As we age, vision impairment is one of the most common physical losses. June is Cataract Awareness Month, and many are surprised to learn that cataracts are a leading cause of blindness among older adults in the United States. More than half of all Americans have cataracts by the time they are 80 years old. Vigilance about senior eyesight is important to catch conditions early for easier and more reliable treatment.
It can be easy to see since it often causes a cloud on the pupil that is visible to others as it progresses. Generally, a cataract does not cause pain, redness or tears. The following problems may be indicators that you have a cataract:
- Hazy vision that may be worse in bright light
- Weaker night vision
- Uncomfortable glare from vehicle headlights or bright sunlight
- A need for brighter light for reading, or you may be “dazzled” by strong light
- Colors look faded or yellow You have blurred vision, double vision, ghost images, or the sense of a “film” over your eyes
- A frequent change in eyeglass prescriptions that does not seem to help your vision
- A milky or yellowish spot appears in your pupil
Cataracts typically form in both eyes, but do not usually develop at the same rate. The rate of growth varies and can be quick or slow, or may progress to a certain point and not get any worse. This means you may not notice large changes in eyesight right away.
There are four types of cataracts:
- Age-related – 95% of cataracts are age-related, usually after age 40.
- Secondary – Be aware that some medicines, eye disease, eye infection, or diseases such as diabetes cause cataracts.
- Congenital – These are present at birth, usually caused by infection or inflammation during pregnancy; possibly inherited.
- Traumatic – Lens damage from a hard blow, cut, puncture, intense heat or chemical burn may cause cataracts.
Your eye doctor will use several techniques to diagnose cataracts:
- find out your general medical history
- find out your specific eye history, including problems and symptoms
- test your vision (visual acuity)
- test your side vision (peripheral vision)
- test your eye movement
- test you for glaucoma (by measuring the eye’s internal pressure)
- do a microscopic exam of the front of the eye (using something called a slit lamp) to assess the density of the cataract and how it interferes with light passing through the lens
- widen (dilate) the pupils of your eyes to examine the retina, the optic nerve (which carries visual messages from the retina to the brain) and the macula (responsible for the best part of central vision)

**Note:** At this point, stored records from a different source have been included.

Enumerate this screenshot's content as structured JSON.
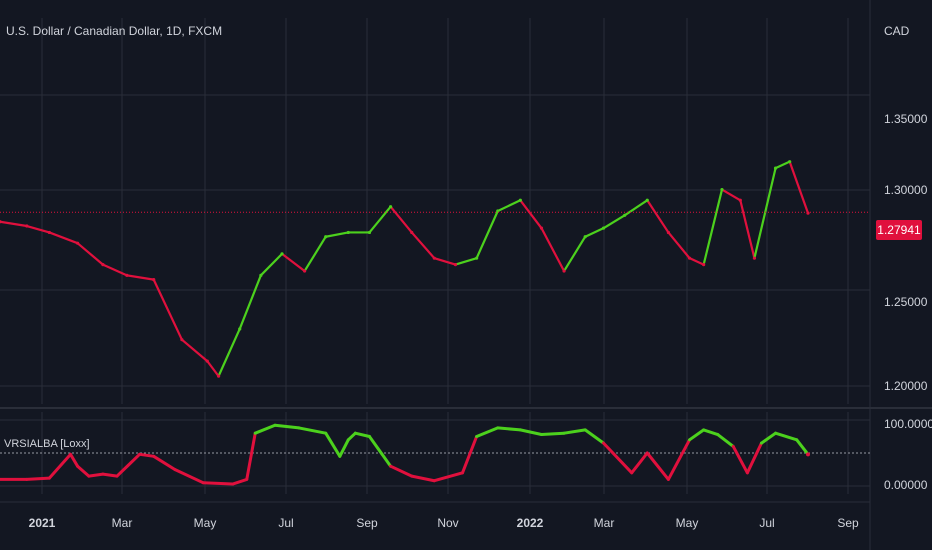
{
  "header": {
    "symbol_title": "U.S. Dollar / Canadian Dollar, 1D, FXCM",
    "currency": "CAD"
  },
  "price_axis": {
    "labels": [
      "1.35000",
      "1.30000",
      "1.25000",
      "1.20000"
    ],
    "last_price": "1.27941"
  },
  "indicator": {
    "name": "VRSIALBA [Loxx]",
    "axis_labels": [
      "100.00000",
      "0.00000"
    ]
  },
  "time_axis": {
    "labels": [
      {
        "text": "2021",
        "bold": true
      },
      {
        "text": "Mar",
        "bold": false
      },
      {
        "text": "May",
        "bold": false
      },
      {
        "text": "Jul",
        "bold": false
      },
      {
        "text": "Sep",
        "bold": false
      },
      {
        "text": "Nov",
        "bold": false
      },
      {
        "text": "2022",
        "bold": true
      },
      {
        "text": "Mar",
        "bold": false
      },
      {
        "text": "May",
        "bold": false
      },
      {
        "text": "Jul",
        "bold": false
      },
      {
        "text": "Sep",
        "bold": false
      }
    ]
  },
  "colors": {
    "bull": "#4cd11d",
    "bear": "#e0103d",
    "background": "#131722",
    "grid": "#2a2e39"
  },
  "chart_data": [
    {
      "type": "line",
      "title": "U.S. Dollar / Canadian Dollar, 1D, FXCM",
      "y_unit": "CAD",
      "ylim": [
        1.19,
        1.37
      ],
      "x": [
        "2021-01-01",
        "2021-01-20",
        "2021-02-05",
        "2021-02-25",
        "2021-03-15",
        "2021-04-01",
        "2021-04-20",
        "2021-05-10",
        "2021-05-28",
        "2021-06-05",
        "2021-06-20",
        "2021-07-05",
        "2021-07-20",
        "2021-08-05",
        "2021-08-20",
        "2021-09-05",
        "2021-09-20",
        "2021-10-05",
        "2021-10-20",
        "2021-11-05",
        "2021-11-20",
        "2021-12-05",
        "2021-12-20",
        "2022-01-05",
        "2022-01-20",
        "2022-02-05",
        "2022-02-20",
        "2022-03-05",
        "2022-03-20",
        "2022-04-05",
        "2022-04-20",
        "2022-05-05",
        "2022-05-15",
        "2022-05-28",
        "2022-06-10",
        "2022-06-20",
        "2022-07-05",
        "2022-07-15",
        "2022-07-28"
      ],
      "y": [
        1.275,
        1.273,
        1.27,
        1.265,
        1.255,
        1.25,
        1.248,
        1.22,
        1.21,
        1.203,
        1.225,
        1.25,
        1.26,
        1.252,
        1.268,
        1.27,
        1.27,
        1.282,
        1.27,
        1.258,
        1.255,
        1.258,
        1.28,
        1.285,
        1.272,
        1.252,
        1.268,
        1.272,
        1.278,
        1.285,
        1.27,
        1.258,
        1.255,
        1.29,
        1.285,
        1.258,
        1.3,
        1.303,
        1.279
      ],
      "grid": true,
      "last_value": 1.27941
    },
    {
      "type": "line",
      "title": "VRSIALBA [Loxx]",
      "ylim": [
        0,
        100
      ],
      "x": [
        "2021-01-01",
        "2021-01-20",
        "2021-02-05",
        "2021-02-20",
        "2021-02-25",
        "2021-03-05",
        "2021-03-15",
        "2021-03-25",
        "2021-04-10",
        "2021-04-20",
        "2021-05-05",
        "2021-05-25",
        "2021-06-15",
        "2021-06-25",
        "2021-07-01",
        "2021-07-15",
        "2021-08-01",
        "2021-08-20",
        "2021-08-30",
        "2021-09-05",
        "2021-09-10",
        "2021-09-20",
        "2021-10-05",
        "2021-10-20",
        "2021-11-05",
        "2021-11-25",
        "2021-12-05",
        "2021-12-20",
        "2022-01-05",
        "2022-01-20",
        "2022-02-05",
        "2022-02-20",
        "2022-03-05",
        "2022-03-25",
        "2022-04-05",
        "2022-04-20",
        "2022-05-05",
        "2022-05-15",
        "2022-05-25",
        "2022-06-05",
        "2022-06-15",
        "2022-06-25",
        "2022-07-05",
        "2022-07-20",
        "2022-07-28"
      ],
      "y": [
        10,
        10,
        12,
        48,
        30,
        15,
        18,
        15,
        48,
        45,
        25,
        5,
        3,
        10,
        80,
        92,
        88,
        80,
        45,
        70,
        80,
        75,
        30,
        15,
        8,
        20,
        75,
        88,
        85,
        78,
        80,
        85,
        65,
        20,
        50,
        10,
        70,
        85,
        78,
        60,
        20,
        65,
        80,
        70,
        48
      ],
      "threshold": 50,
      "grid": true
    }
  ]
}
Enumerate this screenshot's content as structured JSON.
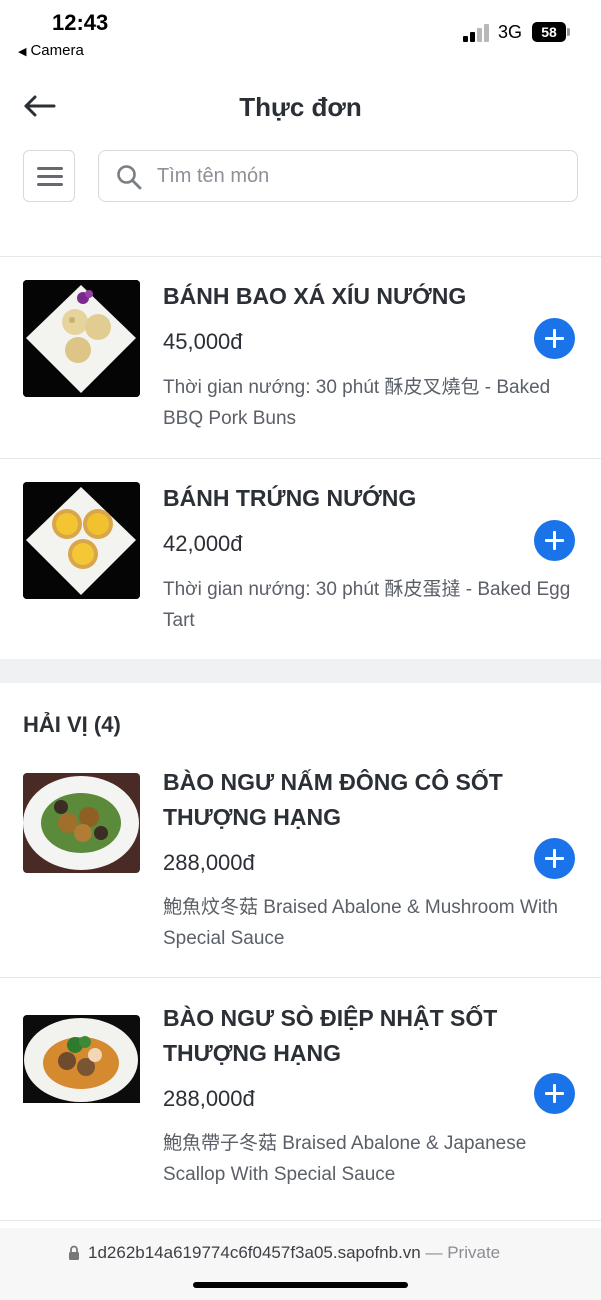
{
  "status_bar": {
    "time": "12:43",
    "back_app": "Camera",
    "network": "3G",
    "battery": "58"
  },
  "header": {
    "title": "Thực đơn",
    "back_icon": "arrow-left-icon"
  },
  "search": {
    "placeholder": "Tìm tên món",
    "value": "",
    "icon": "search-icon",
    "menu_icon": "hamburger-menu-icon"
  },
  "colors": {
    "accent": "#1a73e8",
    "text": "#2b2f36",
    "muted": "#5b6068",
    "divider": "#e6e8eb",
    "band": "#f0f1f3"
  },
  "items_top": [
    {
      "name": "BÁNH BAO XÁ XÍU NƯỚNG",
      "price": "45,000đ",
      "description": "Thời gian nướng: 30 phút 酥皮叉燒包 - Baked BBQ Pork Buns"
    },
    {
      "name": "BÁNH TRỨNG NƯỚNG",
      "price": "42,000đ",
      "description": "Thời gian nướng: 30 phút 酥皮蛋撻 - Baked Egg Tart"
    }
  ],
  "section": {
    "title": "HẢI VỊ (4)"
  },
  "items_seafood": [
    {
      "name": "BÀO NGƯ NẤM ĐÔNG CÔ SỐT THƯỢNG HẠNG",
      "price": "288,000đ",
      "description": "鮑魚炆冬菇 Braised Abalone & Mushroom With Special Sauce"
    },
    {
      "name": "BÀO NGƯ SÒ ĐIỆP NHẬT SỐT THƯỢNG HẠNG",
      "price": "288,000đ",
      "description": "鮑魚帶子冬菇 Braised Abalone & Japanese Scallop With Special Sauce"
    }
  ],
  "url_bar": {
    "url": "1d262b14a619774c6f0457f3a05.sapofnb.vn",
    "suffix": "— Private"
  }
}
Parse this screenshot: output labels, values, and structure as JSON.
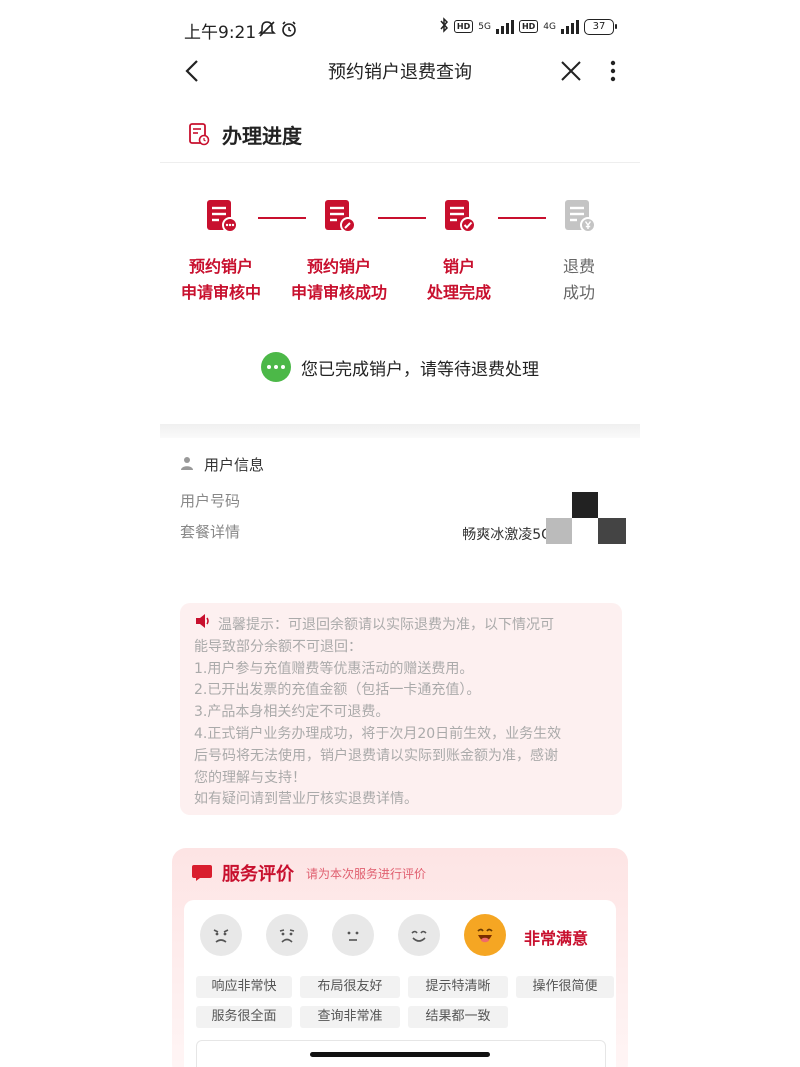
{
  "status_bar": {
    "time": "上午9:21",
    "network_5g": "5G",
    "network_4g": "4G",
    "hd_1": "HD",
    "hd_2": "HD",
    "battery": "37"
  },
  "nav": {
    "title": "预约销户退费查询"
  },
  "progress": {
    "title": "办理进度",
    "steps": [
      {
        "line1": "预约销户",
        "line2": "申请审核中",
        "state": "done",
        "icon": "document-more-icon"
      },
      {
        "line1": "预约销户",
        "line2": "申请审核成功",
        "state": "done",
        "icon": "document-edit-icon"
      },
      {
        "line1": "销户",
        "line2": "处理完成",
        "state": "done",
        "icon": "document-check-icon"
      },
      {
        "line1": "退费",
        "line2": "成功",
        "state": "pending",
        "icon": "document-yen-icon"
      }
    ],
    "message": "您已完成销户，请等待退费处理"
  },
  "user_info": {
    "title": "用户信息",
    "phone_label": "用户号码",
    "package_label": "套餐详情",
    "package_value": "畅爽冰激凌5G套餐"
  },
  "tips": {
    "lines": [
      "温馨提示：可退回余额请以实际退费为准，以下情况可",
      "能导致部分余额不可退回：",
      "1.用户参与充值赠费等优惠活动的赠送费用。",
      "2.已开出发票的充值金额（包括一卡通充值）。",
      "3.产品本身相关约定不可退费。",
      "4.正式销户业务办理成功，将于次月20日前生效，业务生效",
      "后号码将无法使用，销户退费请以实际到账金额为准，感谢",
      "您的理解与支持！",
      "如有疑问请到营业厅核实退费详情。"
    ]
  },
  "evaluation": {
    "title": "服务评价",
    "subtitle": "请为本次服务进行评价",
    "rating_label": "非常满意",
    "tags": [
      "响应非常快",
      "布局很友好",
      "提示特清晰",
      "操作很简便",
      "服务很全面",
      "查询非常准",
      "结果都一致"
    ]
  },
  "colors": {
    "brand_red": "#c8102e",
    "success_green": "#4cb848",
    "pending_gray": "#999999"
  }
}
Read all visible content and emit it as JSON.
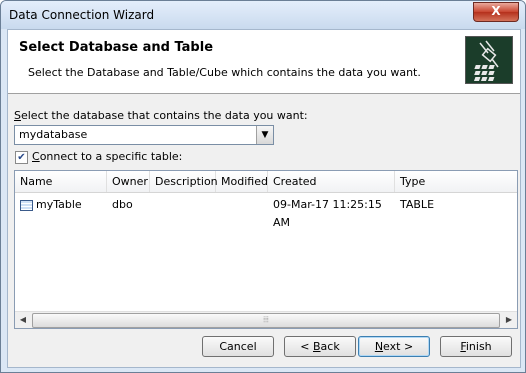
{
  "window": {
    "title": "Data Connection Wizard",
    "close_label": "X"
  },
  "header": {
    "title": "Select Database and Table",
    "subtitle": "Select the Database and Table/Cube which contains the data you want."
  },
  "database": {
    "label_first": "S",
    "label_rest": "elect the database that contains the data you want:",
    "value": "mydatabase"
  },
  "connect": {
    "checked": true,
    "label_first": "C",
    "label_rest": "onnect to a specific table:"
  },
  "table": {
    "columns": [
      "Name",
      "Owner",
      "Description",
      "Modified",
      "Created",
      "Type"
    ],
    "rows": [
      {
        "name": "myTable",
        "owner": "dbo",
        "description": "",
        "modified": "",
        "created": "09-Mar-17 11:25:15 AM",
        "type": "TABLE"
      }
    ]
  },
  "buttons": {
    "cancel": "Cancel",
    "back_prefix": "< ",
    "back_accel": "B",
    "back_rest": "ack",
    "next_accel": "N",
    "next_rest": "ext >",
    "finish_accel": "F",
    "finish_rest": "inish"
  }
}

- test you to see how glare affects your vision
After your exam, the eye doctor will determine if you have cataracts, will have a better idea of how much they may be interfering with your vision, and will suggest the best treatments and lens replacements for you. Surgery may also be recommended – more than 2 million cataract surgeries occur every year in the U.S., with no complications in more than 95% of cases.
The key to preventing vision loss is regular eye exams. If you are 65 or older, you should get a complete eye exam every one or two years, even if you have no problem seeing well. Be sure to ask your eye doctor for a dilated eye exam.
If you have a senior loved one with diminished vision, they may need some help around the house, with food preparation, cleaning, or personal care. They may also need someone to run errands or drive them to store or doctor’s appointments. Give Assisting Hands Home Care serving Columbus, OH a call today to get the support you need.
Sources: ClearCare, PreventBlindness.org, American Family Physician, WebMD